#### [TASK GOAL]
Given these entries, repeat exactly the lines starting with the one that has "Output a JSON" and going on through the one that has "Extract the structured", both included, but none of the pictures.

----------------------------------------

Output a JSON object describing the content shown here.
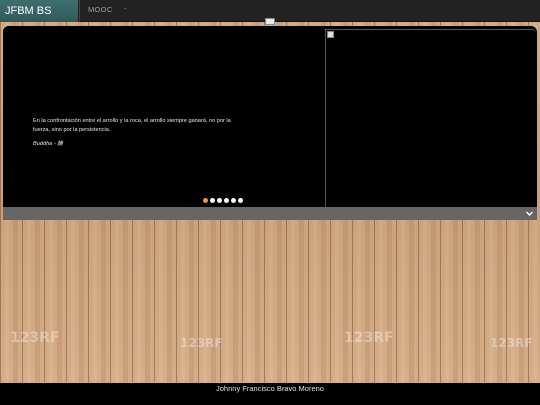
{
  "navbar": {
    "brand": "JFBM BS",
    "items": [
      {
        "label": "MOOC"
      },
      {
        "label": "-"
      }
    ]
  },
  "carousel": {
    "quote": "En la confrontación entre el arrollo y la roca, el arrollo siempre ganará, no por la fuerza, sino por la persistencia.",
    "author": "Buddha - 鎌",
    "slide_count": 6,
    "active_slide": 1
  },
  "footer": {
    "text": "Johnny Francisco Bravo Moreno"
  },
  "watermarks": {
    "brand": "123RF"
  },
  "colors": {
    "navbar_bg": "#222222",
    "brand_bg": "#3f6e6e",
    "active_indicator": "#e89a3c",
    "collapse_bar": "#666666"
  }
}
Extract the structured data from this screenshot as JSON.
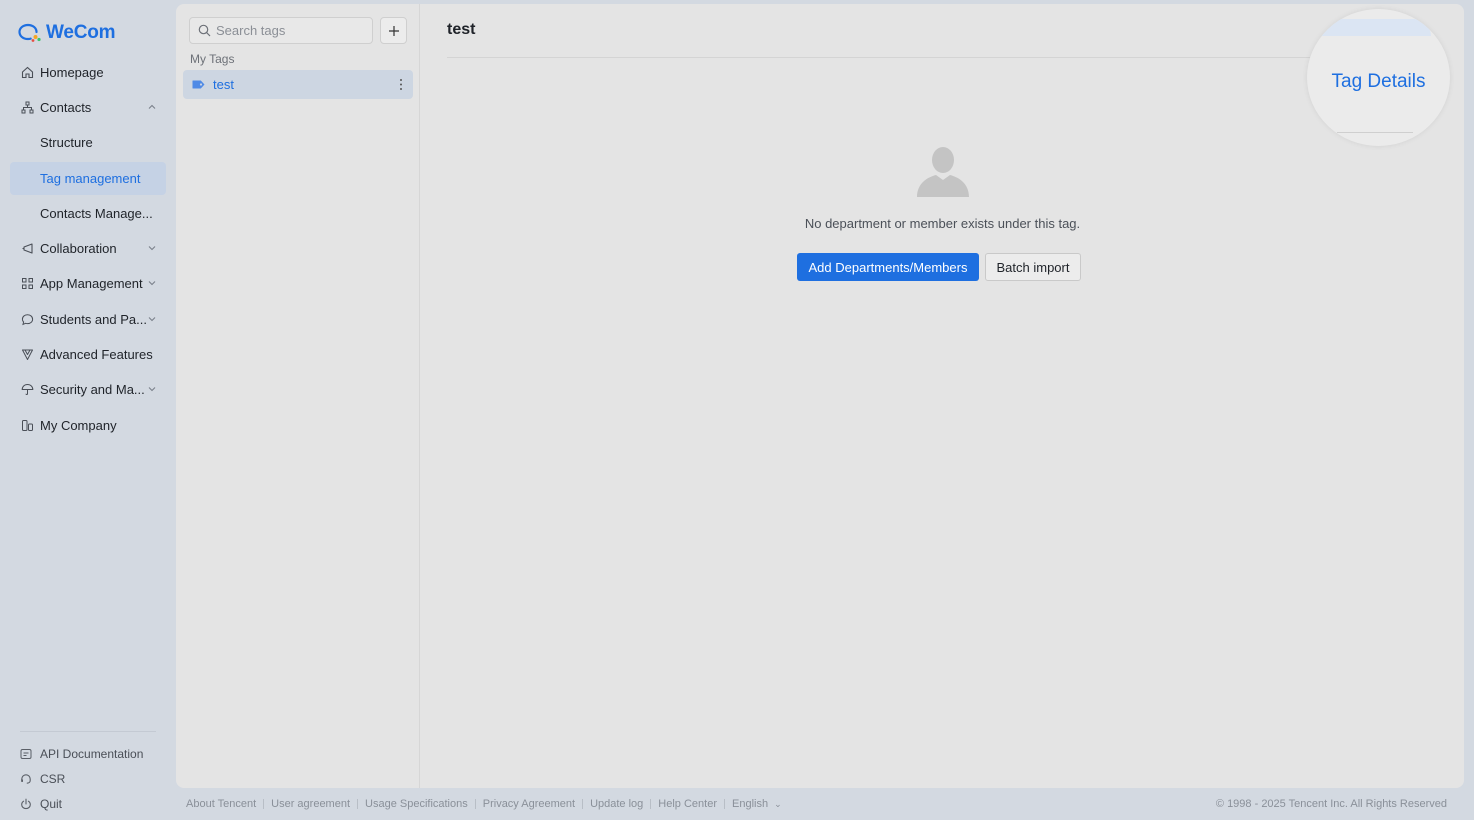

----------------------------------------

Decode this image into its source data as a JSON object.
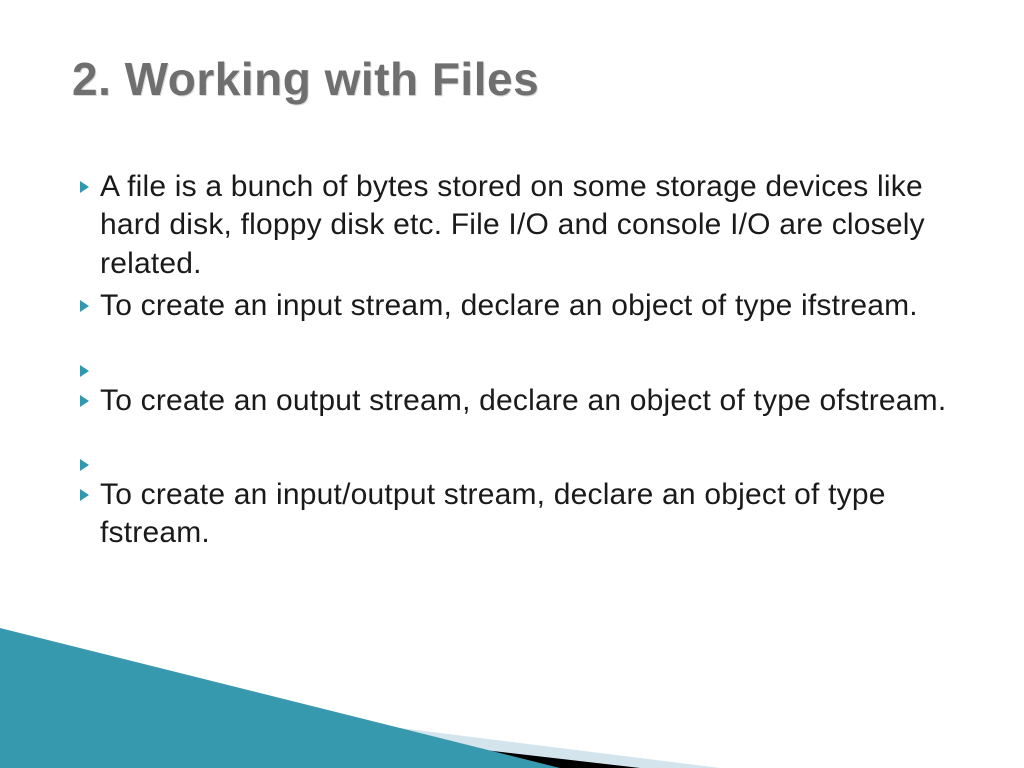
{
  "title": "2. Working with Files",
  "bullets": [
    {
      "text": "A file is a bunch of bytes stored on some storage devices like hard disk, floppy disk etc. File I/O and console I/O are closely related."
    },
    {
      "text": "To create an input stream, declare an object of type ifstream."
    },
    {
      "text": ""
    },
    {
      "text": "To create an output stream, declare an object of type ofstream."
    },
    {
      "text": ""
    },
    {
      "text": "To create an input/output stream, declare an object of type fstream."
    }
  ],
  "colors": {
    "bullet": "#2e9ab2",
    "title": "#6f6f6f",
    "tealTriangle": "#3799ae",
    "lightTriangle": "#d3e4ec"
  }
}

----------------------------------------

#### [RESPONSE]
Output a JSON object describing the content shown here.
{
  "navbar": {
    "brand": "JFBM BS",
    "items": [
      {
        "label": "MOOC"
      },
      {
        "label": "-"
      }
    ]
  },
  "carousel": {
    "quote": "En la confrontación entre el arrollo y la roca, el arrollo siempre ganará, no por la fuerza, sino por la persistencia.",
    "author": "Buddha - 鎌",
    "slide_count": 6,
    "active_slide": 1
  },
  "footer": {
    "text": "Johnny Francisco Bravo Moreno"
  },
  "watermarks": {
    "brand": "123RF"
  },
  "colors": {
    "navbar_bg": "#222222",
    "brand_bg": "#3f6e6e",
    "active_indicator": "#e89a3c",
    "collapse_bar": "#666666"
  }
}
Extract the structured data from this screenshot as JSON.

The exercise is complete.